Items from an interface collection
☆ ☆ ☆ ☆ ☆ ☆ ☆

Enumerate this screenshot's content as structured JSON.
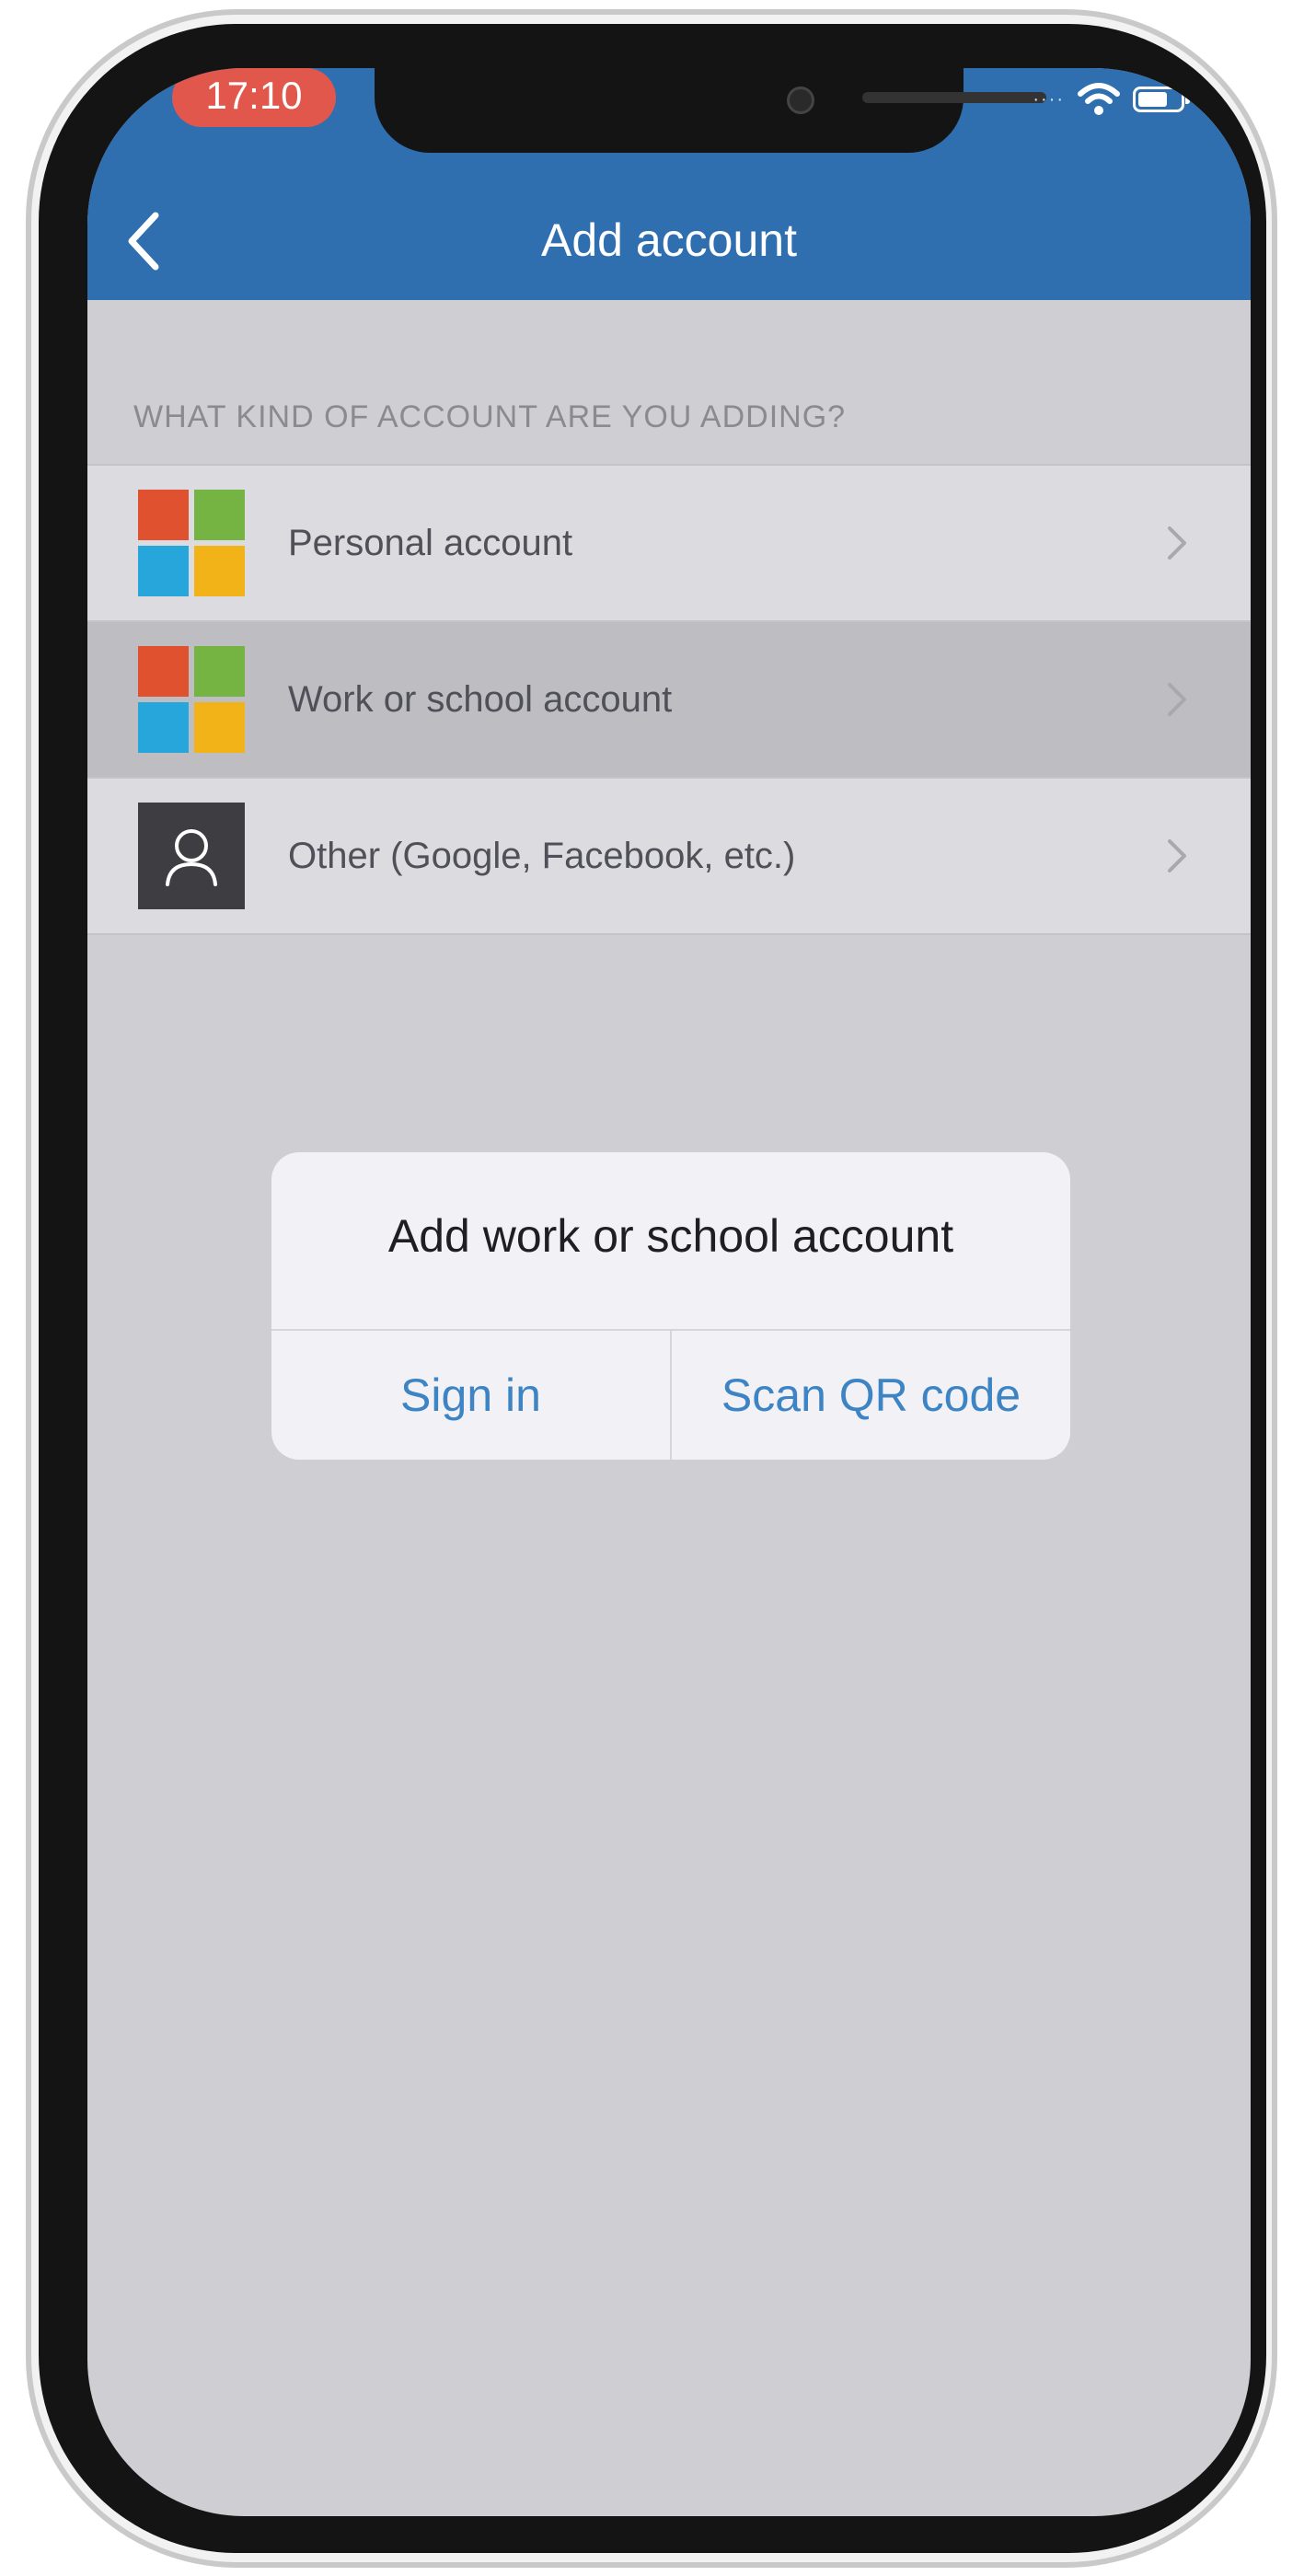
{
  "status_bar": {
    "time": "17:10",
    "signal_dots": "····"
  },
  "header": {
    "title": "Add account"
  },
  "section_label": "WHAT KIND OF ACCOUNT ARE YOU ADDING?",
  "accounts": [
    {
      "label": "Personal account",
      "icon": "microsoft-logo-icon"
    },
    {
      "label": "Work or school account",
      "icon": "microsoft-logo-icon",
      "selected": true
    },
    {
      "label": "Other (Google, Facebook, etc.)",
      "icon": "person-icon"
    }
  ],
  "dialog": {
    "title": "Add work or school account",
    "sign_in": "Sign in",
    "scan_qr": "Scan QR code"
  },
  "colors": {
    "header_blue": "#2f6fb0",
    "time_pill": "#e2574c",
    "link_blue": "#3d84c4",
    "ms_red": "#e0512f",
    "ms_green": "#75b443",
    "ms_blue": "#27a6dc",
    "ms_yellow": "#f2b318"
  }
}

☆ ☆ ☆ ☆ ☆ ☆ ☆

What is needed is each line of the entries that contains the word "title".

    "title": "Add account"
    "title": "Add work or school account",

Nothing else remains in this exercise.